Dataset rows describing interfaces
_____
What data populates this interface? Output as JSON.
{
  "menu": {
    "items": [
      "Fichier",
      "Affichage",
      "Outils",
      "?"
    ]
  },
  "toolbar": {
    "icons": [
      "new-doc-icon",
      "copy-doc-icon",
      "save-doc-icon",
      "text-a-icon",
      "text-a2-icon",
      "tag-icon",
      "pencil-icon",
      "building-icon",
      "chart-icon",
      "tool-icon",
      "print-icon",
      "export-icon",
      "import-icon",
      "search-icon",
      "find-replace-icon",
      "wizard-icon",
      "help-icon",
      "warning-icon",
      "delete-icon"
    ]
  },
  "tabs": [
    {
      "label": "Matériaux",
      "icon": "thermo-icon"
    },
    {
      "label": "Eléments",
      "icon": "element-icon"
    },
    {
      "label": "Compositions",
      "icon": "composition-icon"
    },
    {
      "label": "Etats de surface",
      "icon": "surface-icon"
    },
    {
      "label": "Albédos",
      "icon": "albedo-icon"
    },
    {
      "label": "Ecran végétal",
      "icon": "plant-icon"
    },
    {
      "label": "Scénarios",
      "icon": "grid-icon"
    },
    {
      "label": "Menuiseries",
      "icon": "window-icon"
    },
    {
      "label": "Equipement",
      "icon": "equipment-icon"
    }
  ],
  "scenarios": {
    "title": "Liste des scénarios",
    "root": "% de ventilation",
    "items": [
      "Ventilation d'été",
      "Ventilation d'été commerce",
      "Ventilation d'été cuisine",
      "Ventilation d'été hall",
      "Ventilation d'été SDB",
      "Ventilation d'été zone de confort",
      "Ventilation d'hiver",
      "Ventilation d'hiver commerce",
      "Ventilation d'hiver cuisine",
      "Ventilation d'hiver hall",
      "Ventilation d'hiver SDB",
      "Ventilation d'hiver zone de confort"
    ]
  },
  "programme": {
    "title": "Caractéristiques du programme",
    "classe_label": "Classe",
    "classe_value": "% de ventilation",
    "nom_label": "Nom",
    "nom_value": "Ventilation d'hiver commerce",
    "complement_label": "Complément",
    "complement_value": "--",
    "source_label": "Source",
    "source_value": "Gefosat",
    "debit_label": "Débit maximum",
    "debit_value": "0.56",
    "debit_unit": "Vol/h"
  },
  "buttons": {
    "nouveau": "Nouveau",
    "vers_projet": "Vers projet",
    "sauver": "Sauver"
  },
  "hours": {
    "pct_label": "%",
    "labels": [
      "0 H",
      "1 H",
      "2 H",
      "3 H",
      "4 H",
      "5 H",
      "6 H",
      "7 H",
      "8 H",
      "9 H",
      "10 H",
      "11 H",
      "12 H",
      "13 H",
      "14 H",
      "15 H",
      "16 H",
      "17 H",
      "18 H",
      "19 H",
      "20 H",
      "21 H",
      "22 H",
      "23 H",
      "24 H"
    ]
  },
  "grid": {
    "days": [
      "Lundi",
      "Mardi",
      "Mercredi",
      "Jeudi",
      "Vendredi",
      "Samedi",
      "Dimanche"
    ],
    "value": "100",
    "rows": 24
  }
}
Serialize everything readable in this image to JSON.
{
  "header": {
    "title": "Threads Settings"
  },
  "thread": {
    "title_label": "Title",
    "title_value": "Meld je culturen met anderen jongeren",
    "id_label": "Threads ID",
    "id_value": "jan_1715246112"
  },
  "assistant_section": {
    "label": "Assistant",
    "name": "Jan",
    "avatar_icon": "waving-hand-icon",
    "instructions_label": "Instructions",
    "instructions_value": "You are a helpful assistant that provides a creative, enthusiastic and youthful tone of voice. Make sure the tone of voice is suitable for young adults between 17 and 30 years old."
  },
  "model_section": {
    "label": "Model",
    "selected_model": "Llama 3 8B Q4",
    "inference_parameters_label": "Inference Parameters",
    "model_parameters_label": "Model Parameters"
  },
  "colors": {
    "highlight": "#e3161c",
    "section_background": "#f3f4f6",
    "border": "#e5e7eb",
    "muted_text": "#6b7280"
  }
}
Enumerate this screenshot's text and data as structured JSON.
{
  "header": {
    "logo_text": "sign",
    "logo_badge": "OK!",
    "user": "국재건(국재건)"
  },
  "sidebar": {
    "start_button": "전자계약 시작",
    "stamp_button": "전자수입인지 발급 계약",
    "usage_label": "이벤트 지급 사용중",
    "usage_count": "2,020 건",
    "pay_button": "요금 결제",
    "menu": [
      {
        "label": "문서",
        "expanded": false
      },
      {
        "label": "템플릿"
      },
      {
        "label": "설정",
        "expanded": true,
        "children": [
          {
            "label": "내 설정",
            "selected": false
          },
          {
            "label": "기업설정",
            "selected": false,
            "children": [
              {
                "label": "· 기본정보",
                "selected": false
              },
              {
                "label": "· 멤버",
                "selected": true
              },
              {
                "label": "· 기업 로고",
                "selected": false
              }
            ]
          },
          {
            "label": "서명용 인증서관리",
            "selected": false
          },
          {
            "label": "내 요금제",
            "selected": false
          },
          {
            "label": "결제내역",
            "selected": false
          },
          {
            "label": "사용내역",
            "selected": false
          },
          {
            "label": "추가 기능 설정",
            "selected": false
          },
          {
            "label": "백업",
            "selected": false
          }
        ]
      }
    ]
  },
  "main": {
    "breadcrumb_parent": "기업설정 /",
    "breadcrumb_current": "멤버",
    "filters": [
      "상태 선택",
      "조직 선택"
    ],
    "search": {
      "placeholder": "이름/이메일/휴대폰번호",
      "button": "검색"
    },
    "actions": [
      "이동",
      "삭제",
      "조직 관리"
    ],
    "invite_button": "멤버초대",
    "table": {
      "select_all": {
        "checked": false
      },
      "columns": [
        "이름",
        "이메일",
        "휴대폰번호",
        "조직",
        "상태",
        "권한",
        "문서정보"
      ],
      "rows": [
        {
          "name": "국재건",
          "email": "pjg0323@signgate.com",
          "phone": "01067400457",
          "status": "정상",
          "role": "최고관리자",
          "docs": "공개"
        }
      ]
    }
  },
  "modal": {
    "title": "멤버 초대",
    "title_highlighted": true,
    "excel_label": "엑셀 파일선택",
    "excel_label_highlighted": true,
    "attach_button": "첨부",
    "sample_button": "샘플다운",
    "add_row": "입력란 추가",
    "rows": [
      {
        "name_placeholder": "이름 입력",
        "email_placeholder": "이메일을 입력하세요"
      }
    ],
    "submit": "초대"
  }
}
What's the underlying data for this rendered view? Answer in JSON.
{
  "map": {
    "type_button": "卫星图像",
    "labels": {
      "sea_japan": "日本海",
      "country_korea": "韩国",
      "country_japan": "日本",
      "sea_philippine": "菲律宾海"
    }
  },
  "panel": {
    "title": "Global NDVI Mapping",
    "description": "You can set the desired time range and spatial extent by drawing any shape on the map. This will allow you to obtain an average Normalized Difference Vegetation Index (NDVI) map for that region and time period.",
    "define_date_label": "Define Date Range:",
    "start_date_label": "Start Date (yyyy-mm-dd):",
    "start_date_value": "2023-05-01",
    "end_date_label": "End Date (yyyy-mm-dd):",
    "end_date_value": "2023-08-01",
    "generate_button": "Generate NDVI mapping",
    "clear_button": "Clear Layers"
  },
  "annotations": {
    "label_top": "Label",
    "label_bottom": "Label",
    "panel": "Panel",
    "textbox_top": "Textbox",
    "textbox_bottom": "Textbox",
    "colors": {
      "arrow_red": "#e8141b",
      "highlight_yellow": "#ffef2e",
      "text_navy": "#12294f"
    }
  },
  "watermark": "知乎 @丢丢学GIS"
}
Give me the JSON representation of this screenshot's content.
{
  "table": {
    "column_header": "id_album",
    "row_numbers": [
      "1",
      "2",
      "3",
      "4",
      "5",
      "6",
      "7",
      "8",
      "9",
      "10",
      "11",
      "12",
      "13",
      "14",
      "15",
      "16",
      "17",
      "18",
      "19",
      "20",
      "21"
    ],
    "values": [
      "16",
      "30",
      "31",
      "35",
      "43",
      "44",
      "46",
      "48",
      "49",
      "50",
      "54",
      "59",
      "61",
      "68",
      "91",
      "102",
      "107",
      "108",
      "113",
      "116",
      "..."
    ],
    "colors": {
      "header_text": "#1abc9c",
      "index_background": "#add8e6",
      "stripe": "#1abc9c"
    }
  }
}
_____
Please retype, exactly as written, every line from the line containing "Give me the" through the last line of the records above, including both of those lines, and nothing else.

◆ Your solution:
Give me the JSON representation of this screenshot's content.
{
  "table": {
    "column_header": "id_album",
    "row_numbers": [
      "1",
      "2",
      "3",
      "4",
      "5",
      "6",
      "7",
      "8",
      "9",
      "10",
      "11",
      "12",
      "13",
      "14",
      "15",
      "16",
      "17",
      "18",
      "19",
      "20",
      "21"
    ],
    "values": [
      "16",
      "30",
      "31",
      "35",
      "43",
      "44",
      "46",
      "48",
      "49",
      "50",
      "54",
      "59",
      "61",
      "68",
      "91",
      "102",
      "107",
      "108",
      "113",
      "116",
      "..."
    ],
    "colors": {
      "header_text": "#1abc9c",
      "index_background": "#add8e6",
      "stripe": "#1abc9c"
    }
  }
}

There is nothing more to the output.